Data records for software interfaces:
--- START ---

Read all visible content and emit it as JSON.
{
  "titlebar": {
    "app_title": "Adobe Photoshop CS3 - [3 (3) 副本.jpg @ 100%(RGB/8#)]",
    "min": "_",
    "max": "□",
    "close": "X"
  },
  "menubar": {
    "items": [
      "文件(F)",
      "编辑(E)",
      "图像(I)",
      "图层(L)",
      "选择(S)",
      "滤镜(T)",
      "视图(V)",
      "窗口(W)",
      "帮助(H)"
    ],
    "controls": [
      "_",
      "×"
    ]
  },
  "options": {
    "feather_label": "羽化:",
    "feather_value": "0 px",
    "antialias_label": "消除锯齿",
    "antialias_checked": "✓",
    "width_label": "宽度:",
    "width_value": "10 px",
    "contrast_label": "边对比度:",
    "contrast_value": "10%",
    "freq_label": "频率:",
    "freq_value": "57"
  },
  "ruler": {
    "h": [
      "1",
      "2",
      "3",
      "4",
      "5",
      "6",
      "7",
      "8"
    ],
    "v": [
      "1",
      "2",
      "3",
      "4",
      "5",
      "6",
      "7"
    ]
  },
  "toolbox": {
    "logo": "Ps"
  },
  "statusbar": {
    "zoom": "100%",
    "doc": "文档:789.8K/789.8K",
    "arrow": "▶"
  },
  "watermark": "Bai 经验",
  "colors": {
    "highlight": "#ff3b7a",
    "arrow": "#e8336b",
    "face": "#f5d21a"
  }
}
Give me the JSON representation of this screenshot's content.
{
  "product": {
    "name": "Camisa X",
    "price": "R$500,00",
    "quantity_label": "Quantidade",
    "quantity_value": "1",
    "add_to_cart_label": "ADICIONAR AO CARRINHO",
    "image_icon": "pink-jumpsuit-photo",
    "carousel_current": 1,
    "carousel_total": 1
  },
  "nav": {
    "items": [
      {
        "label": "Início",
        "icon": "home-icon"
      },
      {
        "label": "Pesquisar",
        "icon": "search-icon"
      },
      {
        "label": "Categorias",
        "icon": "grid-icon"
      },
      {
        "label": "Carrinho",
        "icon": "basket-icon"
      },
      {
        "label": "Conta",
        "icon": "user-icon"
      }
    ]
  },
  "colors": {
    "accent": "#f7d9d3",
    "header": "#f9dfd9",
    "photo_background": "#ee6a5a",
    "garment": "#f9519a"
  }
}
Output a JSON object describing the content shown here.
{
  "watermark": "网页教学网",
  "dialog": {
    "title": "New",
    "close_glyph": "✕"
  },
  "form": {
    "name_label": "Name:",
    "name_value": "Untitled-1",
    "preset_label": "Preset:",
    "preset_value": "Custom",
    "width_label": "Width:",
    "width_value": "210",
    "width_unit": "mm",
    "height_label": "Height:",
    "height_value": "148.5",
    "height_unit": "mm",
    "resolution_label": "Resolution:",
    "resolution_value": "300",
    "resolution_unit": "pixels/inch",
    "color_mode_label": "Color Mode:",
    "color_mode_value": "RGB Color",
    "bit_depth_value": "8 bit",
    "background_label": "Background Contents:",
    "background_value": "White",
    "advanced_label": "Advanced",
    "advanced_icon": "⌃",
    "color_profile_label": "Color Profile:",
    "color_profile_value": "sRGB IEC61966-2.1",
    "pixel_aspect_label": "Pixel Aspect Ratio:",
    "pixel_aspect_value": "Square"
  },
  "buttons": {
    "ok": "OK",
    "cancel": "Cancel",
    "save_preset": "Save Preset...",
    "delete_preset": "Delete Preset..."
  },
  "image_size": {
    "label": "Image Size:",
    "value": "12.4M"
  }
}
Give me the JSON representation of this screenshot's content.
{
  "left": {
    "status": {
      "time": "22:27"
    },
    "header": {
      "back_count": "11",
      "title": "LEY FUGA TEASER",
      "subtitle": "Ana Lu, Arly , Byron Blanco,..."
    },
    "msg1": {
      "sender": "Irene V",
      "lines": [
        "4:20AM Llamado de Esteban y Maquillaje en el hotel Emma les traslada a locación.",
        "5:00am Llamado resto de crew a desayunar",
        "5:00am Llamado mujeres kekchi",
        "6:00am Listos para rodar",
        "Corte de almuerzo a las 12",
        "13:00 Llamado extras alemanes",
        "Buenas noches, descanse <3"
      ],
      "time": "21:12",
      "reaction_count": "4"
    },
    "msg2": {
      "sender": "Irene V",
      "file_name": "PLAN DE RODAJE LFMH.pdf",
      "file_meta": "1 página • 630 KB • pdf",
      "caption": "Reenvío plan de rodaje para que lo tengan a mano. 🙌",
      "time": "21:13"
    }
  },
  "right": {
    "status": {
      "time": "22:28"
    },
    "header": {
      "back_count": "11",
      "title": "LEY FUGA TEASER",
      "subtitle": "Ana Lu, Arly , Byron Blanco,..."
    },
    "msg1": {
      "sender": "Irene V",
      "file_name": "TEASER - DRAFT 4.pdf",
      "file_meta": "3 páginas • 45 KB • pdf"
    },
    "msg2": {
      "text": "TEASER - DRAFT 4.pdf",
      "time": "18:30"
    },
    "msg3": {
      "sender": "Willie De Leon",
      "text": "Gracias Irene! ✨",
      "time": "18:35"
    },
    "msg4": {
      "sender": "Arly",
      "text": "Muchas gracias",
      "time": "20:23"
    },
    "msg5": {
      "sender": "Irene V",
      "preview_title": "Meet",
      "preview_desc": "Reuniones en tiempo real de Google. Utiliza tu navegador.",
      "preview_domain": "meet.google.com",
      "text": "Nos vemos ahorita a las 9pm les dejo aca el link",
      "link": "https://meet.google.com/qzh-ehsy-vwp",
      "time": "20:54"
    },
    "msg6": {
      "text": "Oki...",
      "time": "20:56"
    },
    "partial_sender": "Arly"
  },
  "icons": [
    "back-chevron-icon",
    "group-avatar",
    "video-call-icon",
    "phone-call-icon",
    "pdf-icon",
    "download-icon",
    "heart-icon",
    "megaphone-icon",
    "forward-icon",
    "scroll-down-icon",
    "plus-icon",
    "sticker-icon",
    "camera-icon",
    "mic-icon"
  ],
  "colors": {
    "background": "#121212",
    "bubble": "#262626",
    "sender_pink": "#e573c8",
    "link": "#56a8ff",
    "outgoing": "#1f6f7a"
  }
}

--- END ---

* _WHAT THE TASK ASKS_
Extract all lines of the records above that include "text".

* _RESPONSE BELOW_
      "text": "TEASER - DRAFT 4.pdf",
      "text": "Gracias Irene! ✨",
      "text": "Muchas gracias",
      "text": "Nos vemos ahorita a las 9pm les dejo aca el link",
      "text": "Oki...",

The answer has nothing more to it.